Just what is parvovirus, what dogs are most likely to get parvo, how can my dog get parvovirus, what are the symptoms of parvo, and what should I do if my dog does get parvo? These are some of the questions that I will attempt to address on this page.
Parvovirus: The disease
Parvovirus is a small, but deadly, virus that some think may be a mutation of the feline distemper virus. It is a very hardy virus, and once it becomes active it can remain in the environment for a great deal of time.
Since its discovery in the 1970's parvovirus has been responsible for the deaths of thousands of both wild and domestic dogs. Since a vaccine was introduced the disease is less frequent than in earlier years.

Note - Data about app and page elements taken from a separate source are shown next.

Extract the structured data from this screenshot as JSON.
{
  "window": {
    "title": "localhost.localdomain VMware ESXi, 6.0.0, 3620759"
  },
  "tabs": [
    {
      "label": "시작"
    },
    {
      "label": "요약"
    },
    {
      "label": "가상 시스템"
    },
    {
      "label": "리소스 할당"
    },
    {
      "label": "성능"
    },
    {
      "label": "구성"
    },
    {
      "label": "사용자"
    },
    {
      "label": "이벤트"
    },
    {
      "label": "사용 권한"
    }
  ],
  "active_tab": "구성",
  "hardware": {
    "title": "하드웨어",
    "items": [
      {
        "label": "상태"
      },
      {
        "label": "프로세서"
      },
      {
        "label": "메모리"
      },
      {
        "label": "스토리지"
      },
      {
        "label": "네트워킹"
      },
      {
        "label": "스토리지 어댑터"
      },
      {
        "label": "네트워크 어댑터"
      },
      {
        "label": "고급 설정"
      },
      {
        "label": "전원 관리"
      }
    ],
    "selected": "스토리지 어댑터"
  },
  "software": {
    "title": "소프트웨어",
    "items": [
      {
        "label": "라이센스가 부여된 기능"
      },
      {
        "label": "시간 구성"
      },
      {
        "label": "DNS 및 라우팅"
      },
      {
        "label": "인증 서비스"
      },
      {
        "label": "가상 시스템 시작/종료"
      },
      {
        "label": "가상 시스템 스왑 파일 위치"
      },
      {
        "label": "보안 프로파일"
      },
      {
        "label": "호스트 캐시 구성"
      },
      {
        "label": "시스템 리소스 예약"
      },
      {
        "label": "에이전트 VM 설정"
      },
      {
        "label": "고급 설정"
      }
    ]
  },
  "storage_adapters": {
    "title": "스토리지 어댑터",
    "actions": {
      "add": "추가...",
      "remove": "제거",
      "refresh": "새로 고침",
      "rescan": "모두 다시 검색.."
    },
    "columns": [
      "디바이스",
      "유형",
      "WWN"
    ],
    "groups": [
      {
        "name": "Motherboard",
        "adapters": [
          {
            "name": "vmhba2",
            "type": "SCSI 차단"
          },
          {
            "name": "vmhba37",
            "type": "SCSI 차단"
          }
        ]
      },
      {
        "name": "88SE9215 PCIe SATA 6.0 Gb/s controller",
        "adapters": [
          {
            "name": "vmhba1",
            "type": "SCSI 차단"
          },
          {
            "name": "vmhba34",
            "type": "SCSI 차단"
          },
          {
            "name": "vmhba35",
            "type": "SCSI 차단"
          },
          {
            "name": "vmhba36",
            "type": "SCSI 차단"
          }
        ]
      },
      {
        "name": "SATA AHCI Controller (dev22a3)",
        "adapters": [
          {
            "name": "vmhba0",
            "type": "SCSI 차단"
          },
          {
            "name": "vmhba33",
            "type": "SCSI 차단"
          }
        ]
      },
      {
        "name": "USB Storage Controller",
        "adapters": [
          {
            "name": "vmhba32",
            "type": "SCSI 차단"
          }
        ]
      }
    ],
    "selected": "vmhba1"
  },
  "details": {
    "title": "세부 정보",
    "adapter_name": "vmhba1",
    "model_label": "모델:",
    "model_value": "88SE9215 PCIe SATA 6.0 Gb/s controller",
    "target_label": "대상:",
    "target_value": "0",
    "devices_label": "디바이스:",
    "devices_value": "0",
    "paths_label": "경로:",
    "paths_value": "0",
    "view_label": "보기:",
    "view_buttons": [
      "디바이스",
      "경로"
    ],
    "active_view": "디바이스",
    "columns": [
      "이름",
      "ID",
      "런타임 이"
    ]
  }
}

However, outbreaks of parvovirus have not disappeared completely.
What Dogs Can Get Parvovirus?
All dogs are capable of developing parvovirus, but puppies from 4-6 weeks (weaning age) and approximately 6 months are the likely candidates for the disease.

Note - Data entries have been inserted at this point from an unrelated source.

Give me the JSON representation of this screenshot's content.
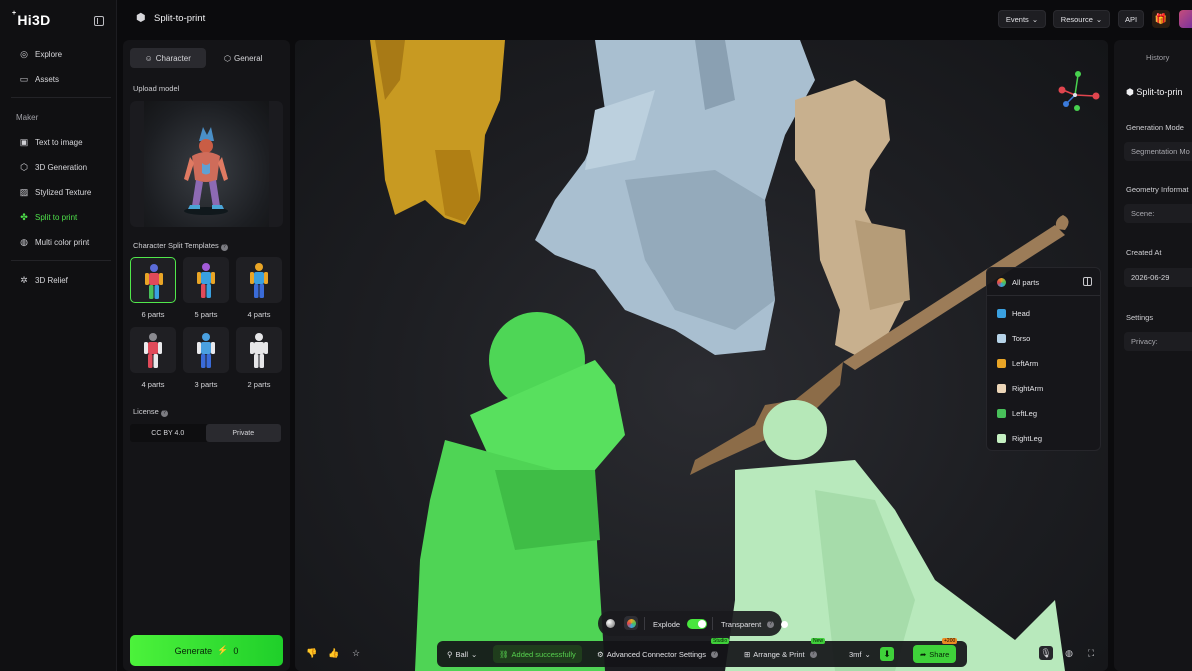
{
  "app": {
    "logo": "Hi3D",
    "logo_mark": "+"
  },
  "nav": {
    "items": [
      {
        "label": "Explore"
      },
      {
        "label": "Assets"
      }
    ],
    "section_label": "Maker",
    "maker_items": [
      {
        "label": "Text to image"
      },
      {
        "label": "3D Generation"
      },
      {
        "label": "Stylized Texture"
      },
      {
        "label": "Split to print",
        "active": true
      },
      {
        "label": "Multi color print"
      }
    ],
    "extra_items": [
      {
        "label": "3D Relief"
      }
    ]
  },
  "topbar": {
    "title": "Split-to-print",
    "events": "Events",
    "resource": "Resource",
    "api": "API"
  },
  "left_panel": {
    "tabs": [
      "Character",
      "General"
    ],
    "active_tab": "Character",
    "upload_label": "Upload model",
    "templates_title": "Character Split Templates",
    "templates": [
      {
        "label": "6 parts",
        "selected": true
      },
      {
        "label": "5 parts"
      },
      {
        "label": "4 parts"
      },
      {
        "label": "4 parts"
      },
      {
        "label": "3 parts"
      },
      {
        "label": "2 parts"
      }
    ],
    "license_title": "License",
    "license_options": [
      "CC BY 4.0",
      "Private"
    ],
    "license_selected": "Private",
    "generate_label": "Generate",
    "generate_cost": "0"
  },
  "parts_panel": {
    "all_label": "All parts",
    "parts": [
      {
        "label": "Head",
        "color": "#3aa0e0"
      },
      {
        "label": "Torso",
        "color": "#b6d3e8"
      },
      {
        "label": "LeftArm",
        "color": "#e9a526"
      },
      {
        "label": "RightArm",
        "color": "#ecd6b8"
      },
      {
        "label": "LeftLeg",
        "color": "#48c05a"
      },
      {
        "label": "RightLeg",
        "color": "#c5f0c2"
      }
    ]
  },
  "view_controls": {
    "explode_label": "Explode",
    "explode_on": true,
    "transparent_label": "Transparent"
  },
  "bottom_bar": {
    "ball_label": "Ball",
    "added_label": "Added successfully",
    "connector_label": "Advanced Connector Settings",
    "connector_badge": "Studio",
    "arrange_label": "Arrange & Print",
    "arrange_badge": "New",
    "format_label": "3mf",
    "share_label": "Share",
    "share_badge": "+200"
  },
  "right_panel": {
    "tab": "History",
    "title": "Split-to-prin",
    "generation_mode_label": "Generation Mode",
    "generation_mode_value": "Segmentation Mo",
    "geometry_label": "Geometry Informat",
    "scene_label": "Scene:",
    "created_label": "Created At",
    "created_value": "2026-06-29",
    "settings_label": "Settings",
    "privacy_label": "Privacy:"
  }
}
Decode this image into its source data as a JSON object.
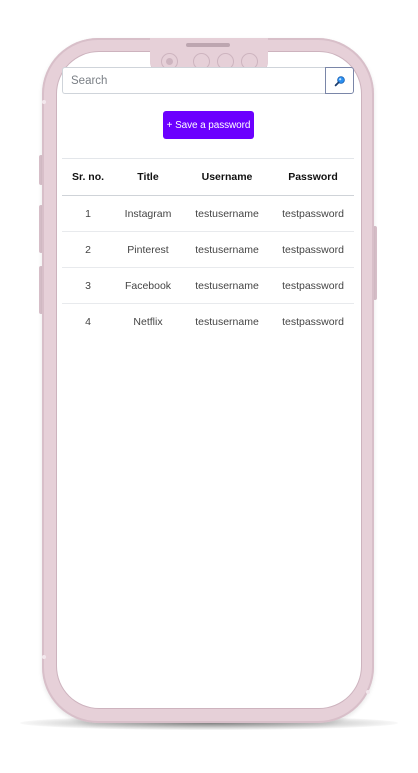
{
  "search": {
    "placeholder": "Search"
  },
  "actions": {
    "save_label": "+ Save a password"
  },
  "table": {
    "headers": [
      "Sr. no.",
      "Title",
      "Username",
      "Password"
    ],
    "rows": [
      {
        "sr": "1",
        "title": "Instagram",
        "username": "testusername",
        "password": "testpassword"
      },
      {
        "sr": "2",
        "title": "Pinterest",
        "username": "testusername",
        "password": "testpassword"
      },
      {
        "sr": "3",
        "title": "Facebook",
        "username": "testusername",
        "password": "testpassword"
      },
      {
        "sr": "4",
        "title": "Netflix",
        "username": "testusername",
        "password": "testpassword"
      }
    ]
  },
  "icons": {
    "search_button": "search-icon"
  },
  "colors": {
    "accent": "#6c00ff",
    "phone_frame": "#e6d0d8",
    "search_icon": "#2a8ff0"
  }
}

According to one Kentucky vet rottweilers are very prone to parvovirus and are most certainly to get it if they are not vaccinated against it. Vaccinations for parvo should begin at 6-8 weeks of age. Puppies should NOT be socialized or taken to public parks or other public places where they can come into contact with other dogs that may be infected until TWO (2) weeks AFTER their last shot.
How Can My Dog Get Parvovirus?
Parvovirus is transmitted through the feces and other body fluids of an infected dog. As stated earlier the virus is particularly hardy and can remain in the environment for quite a long while.
Fencing your yard can help reduce the chance of your dog getting parvovirus by keeping out any dogs that may be infected by the disease.
What Are The Symptoms Of Parvovirus?
While the symptoms of parvovirus may often resemble other diseases here are the most frequent (and if your dog has any of these, whether you suspect parvo or not, they warrant an automatic trip to the vet!):
1. Severe and bloody diarrhea (often this will have a very foul odor and may be yellow in color);
2. Vomiting (often bloody and severe);
3. High fever;
While these symptoms are not meant to be all inclusive they are the worst. As with any serious illness if you suspect your dog may be sick get them to your vet!
What Do I Do If My Dog Has Parvo?
As with any virus there is no cure for parvo. However, if you suspect your puppy or dog has parvo: Get them to a vet at once!
While the disease itself can not be treated the side effects can be. One of the side effects is dehydration due to high fever. According to one vet if treatment is not begun within four days the chances of the dog surviving are not just slim they are non-existant.
Complications from parvovirus (such as congestive heart failure) can stay with a dog for the rest of their life. Most puppies that do survive parvo are un-healthy and sickly for the remainder of their life.
IF YOU SUSPECT YOUR DOG OF HAVING PARVO: GET THEM TO YOUR VET!!!